Kanagawa Housing Support Center for Foreigners, also known as SumaSen, addresses these kinds of issues among foreigners. This support group provides necessary housing and livelihood. Its executive director, Isao Nagasawa, has a phrase that embodies their organization: “able to feel safe, able to eat, and able to sleep.”
Creating a country that easily caters to housing issues of foreigners has been one of the objectives of SumaSen. They incorporated the help of real estate agencies to make living situations that have been an ongoing issue since the 1990s accessible. As the years go by and the influx of foreigners arises, more people with housing, labor, debts, and other financial problems come to SumaSen for help.
Going back to the language barrier, SumaSen has taken on the role of Japanese-language lesson provider because of the lack of measures from the government. Other than the matters mentioned above, learning the language is a predicament that haunts the majority because, let’s face it, fluency in Japanese opens massive doors of opportunities. SumaSen provides one-stop support for its clients and is sworn to hold on to a case until its resolution is fully achieved. They even created a manual that translates to five different languages that answer frequently asked questions. It also categorizes typical issues to make it easier for foreigners and government workers to understand each other.
It doesn’t have to be Sayonara just yet.
Does Japan hire foreigners? After having a clear grasp of what is waiting for you there, you need not worry whether Japan hires foreigners. This is never a question of if but rather a loaded question of how much you can adapt. Why not start with the basics of the Japanese language for your future work in Japan?

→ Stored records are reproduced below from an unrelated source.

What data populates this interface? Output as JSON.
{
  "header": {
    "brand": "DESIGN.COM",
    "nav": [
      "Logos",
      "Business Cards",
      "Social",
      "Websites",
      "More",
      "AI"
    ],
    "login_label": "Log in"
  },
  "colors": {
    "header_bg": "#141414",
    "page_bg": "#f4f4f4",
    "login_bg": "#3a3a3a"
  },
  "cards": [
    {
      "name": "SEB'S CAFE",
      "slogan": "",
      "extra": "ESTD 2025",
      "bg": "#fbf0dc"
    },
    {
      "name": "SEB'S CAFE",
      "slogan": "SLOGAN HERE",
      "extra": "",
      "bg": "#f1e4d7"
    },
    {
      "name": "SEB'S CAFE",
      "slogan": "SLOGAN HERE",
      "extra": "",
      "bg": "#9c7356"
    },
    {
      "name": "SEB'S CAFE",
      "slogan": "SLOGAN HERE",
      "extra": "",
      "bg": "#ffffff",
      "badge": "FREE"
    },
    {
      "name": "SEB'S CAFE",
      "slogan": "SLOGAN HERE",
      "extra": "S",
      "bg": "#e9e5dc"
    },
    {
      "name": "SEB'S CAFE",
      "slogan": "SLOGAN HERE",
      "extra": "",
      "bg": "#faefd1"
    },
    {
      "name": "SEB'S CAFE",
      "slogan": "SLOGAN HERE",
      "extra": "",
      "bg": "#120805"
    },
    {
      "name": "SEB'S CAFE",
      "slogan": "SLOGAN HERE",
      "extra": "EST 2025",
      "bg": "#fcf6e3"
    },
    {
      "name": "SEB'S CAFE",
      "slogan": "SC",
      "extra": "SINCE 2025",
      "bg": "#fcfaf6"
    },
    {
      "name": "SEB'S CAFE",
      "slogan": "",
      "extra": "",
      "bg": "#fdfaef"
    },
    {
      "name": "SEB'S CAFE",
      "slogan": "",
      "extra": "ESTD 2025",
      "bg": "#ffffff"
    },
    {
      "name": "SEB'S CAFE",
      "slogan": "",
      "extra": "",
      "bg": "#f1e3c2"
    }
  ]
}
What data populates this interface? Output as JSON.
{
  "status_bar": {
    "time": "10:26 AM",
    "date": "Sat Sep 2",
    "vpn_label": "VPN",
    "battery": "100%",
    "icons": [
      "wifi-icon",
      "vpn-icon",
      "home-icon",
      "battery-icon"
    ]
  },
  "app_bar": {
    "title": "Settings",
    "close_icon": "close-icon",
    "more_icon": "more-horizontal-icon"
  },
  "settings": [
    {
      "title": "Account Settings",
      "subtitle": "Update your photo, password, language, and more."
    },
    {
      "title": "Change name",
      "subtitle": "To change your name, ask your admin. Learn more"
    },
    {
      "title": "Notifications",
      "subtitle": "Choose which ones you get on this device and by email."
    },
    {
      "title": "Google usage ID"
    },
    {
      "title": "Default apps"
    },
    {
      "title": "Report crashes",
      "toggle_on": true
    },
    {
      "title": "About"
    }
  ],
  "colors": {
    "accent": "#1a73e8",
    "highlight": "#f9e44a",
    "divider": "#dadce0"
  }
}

Besides, it is the land of the rising sun, after all. And where the sun rises, Sakuras are not the only beautiful things that bloom, and unlike those beautiful flowers that only appear in mid-March and early May, opportunities in Japan blossom all year round.